Despite facial recognition's seal of approval from law enforcement agencies across the U.S., recent experiments show the technology is far from infallible. In a demonstration by the American Civil Liberties Union, about 26 California lawmakers were misidentified by face-matching software built by Amazon, putting the rate of a mismatch at about 1 in 5. The results mimic a similar test done by the advocacy group in 2018 when a test saw Amazon's software, called'Rekognition', mismatch 28 members of congress -- many of whom were people of color. The ACLU says a test of Amazon's facial recognition software misidentified 1 in 5 lawmakers fed into its system Similarly, the software attempted to match their head shots against a database of known criminals -- a process that has become commonplace for the at least 200 departments across the U.S. who use Rekognition software. According to the LA Times, the test is fueling calls from California legislators to limit the technology's application in a law enforcement capacity, including its integration with police body cameras.

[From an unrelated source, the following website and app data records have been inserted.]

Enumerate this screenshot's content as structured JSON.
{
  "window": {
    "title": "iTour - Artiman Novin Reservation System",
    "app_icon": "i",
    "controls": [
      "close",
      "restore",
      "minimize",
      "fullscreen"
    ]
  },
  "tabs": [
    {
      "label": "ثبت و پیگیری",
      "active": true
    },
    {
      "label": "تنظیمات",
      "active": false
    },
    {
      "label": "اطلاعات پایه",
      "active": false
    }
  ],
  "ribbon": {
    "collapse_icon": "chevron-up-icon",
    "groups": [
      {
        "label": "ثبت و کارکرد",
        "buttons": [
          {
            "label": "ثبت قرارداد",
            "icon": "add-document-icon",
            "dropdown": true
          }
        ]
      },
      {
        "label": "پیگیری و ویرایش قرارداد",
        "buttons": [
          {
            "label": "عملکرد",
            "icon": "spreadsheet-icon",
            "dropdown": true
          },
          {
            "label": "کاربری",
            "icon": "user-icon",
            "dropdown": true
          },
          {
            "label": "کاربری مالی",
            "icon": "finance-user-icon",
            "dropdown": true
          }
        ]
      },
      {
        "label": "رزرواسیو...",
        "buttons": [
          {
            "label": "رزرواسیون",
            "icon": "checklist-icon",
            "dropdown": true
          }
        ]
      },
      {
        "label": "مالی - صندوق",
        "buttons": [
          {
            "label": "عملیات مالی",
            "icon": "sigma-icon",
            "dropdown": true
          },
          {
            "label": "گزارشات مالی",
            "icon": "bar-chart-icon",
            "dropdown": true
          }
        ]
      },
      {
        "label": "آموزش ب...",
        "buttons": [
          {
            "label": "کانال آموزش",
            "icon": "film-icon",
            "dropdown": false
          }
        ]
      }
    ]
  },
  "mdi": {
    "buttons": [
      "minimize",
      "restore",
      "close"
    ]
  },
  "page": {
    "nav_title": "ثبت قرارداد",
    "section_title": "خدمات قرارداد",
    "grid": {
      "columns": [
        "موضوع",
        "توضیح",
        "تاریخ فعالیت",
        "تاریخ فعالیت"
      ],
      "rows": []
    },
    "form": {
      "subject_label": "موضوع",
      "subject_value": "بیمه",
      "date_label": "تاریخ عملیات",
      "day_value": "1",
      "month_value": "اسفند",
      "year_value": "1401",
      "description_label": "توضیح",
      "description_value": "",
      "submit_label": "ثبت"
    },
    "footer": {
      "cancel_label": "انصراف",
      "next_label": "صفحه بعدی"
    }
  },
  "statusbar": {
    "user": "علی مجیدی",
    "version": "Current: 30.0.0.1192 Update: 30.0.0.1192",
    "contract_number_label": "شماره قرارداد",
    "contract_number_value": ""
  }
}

In a previously undocumented use of facial recognition software, police in Washington state are using Amazon's'Rekognition' to track down criminals with as little as an artist's sketch. According to a report from The Washington Post, police in Washington County are able to compare pictures of suspects harvested from security cameras and eye-witness' cell phone pictures against databases containing 300,000 mugshots of known criminals. In just Washington County Police Department alone, the report states more than 1,000 facial scans were logged last year which have helped identify subjects, sometimes leading officers to home arrests. Amazon's facial recognition software is being used to process criminal sketches in an unprecedented deployment of the technology in law enforcement. While law enforcement say the software has been a critical tool in expediting investigations and tracking down otherwise elusive criminals, skeptics say the use of facial recognition opens up a proverbial Pandora's Box of mass surveillance that could lead to more false identifications.
A new report details what privacy experts are calling a dangerous misapplication of facial recognition that uses photos of celebrities and digitally-doctored images to comb for criminals. According to a detailed investigation by Georgetown Law's Center on Privacy and Technology, one New York Police Department detective attempted to identify a suspect by scanning the face of actor Woody Harrelson. After footage from a security camera failed to produce results in a facial recognition scan, the detective used Google images of what he concluded to be the suspects celebrity doppelganger -- Woody Harrelson -- to run a test. The system turned up a match, says the report, who was eventually arrested on charges of petit larceny. In a new report from Georgetown University, an investigation shows that police have used celebrities to help its facial recognition software identify suspects.
Amazon is drawing the ire of its shareholders after an investigation found that it has been marketing powerful facial recognition tools to police. Nearly 20 groups of Amazon shareholders delivered a signed letter to CEO Jeff Bezos on Friday, pressuring the company to stop selling the software to law enforcement. The tool, called'Rekognition', was first released in 2016, but has since been selling it on the cheap to several police departments around the country, with Washington County Sheriff's Office in Oregon and the city of Orlando, Florida among its customers. Shareholders, including the Social Equity Group and Northwest Coalition for Responsible Investment, join the American Civil Liberties Union (ACLU) and other privacy advocates in pointing out privacy violations and the dangers of mass surveillance. 'We are concerned the technology would be used to unfairly and disproportionately target and surveil people of color, immigrants, and civil society organizations,' the shareholders write.
New details have emerged about how Amazon markets its controversial facial recognition tech, Rekognition, to law enforcement. Documents obtained by BuzzFeed News show that the internet giant provided the Orlando Police Department with'tens of thousands of dollars worth of technology' for free. It comes after Orlando decided to renew its Rekognition contract with Amazon in July, after it expired in June. New details have emerged about how Amazon markets its facial recognition tech, Rekognition, to law enforcement. As part of the deal, Amazon has required Orlando to sign a nondisclosure agreement about the pilot, meaning that details about it wouldn't be publicly available.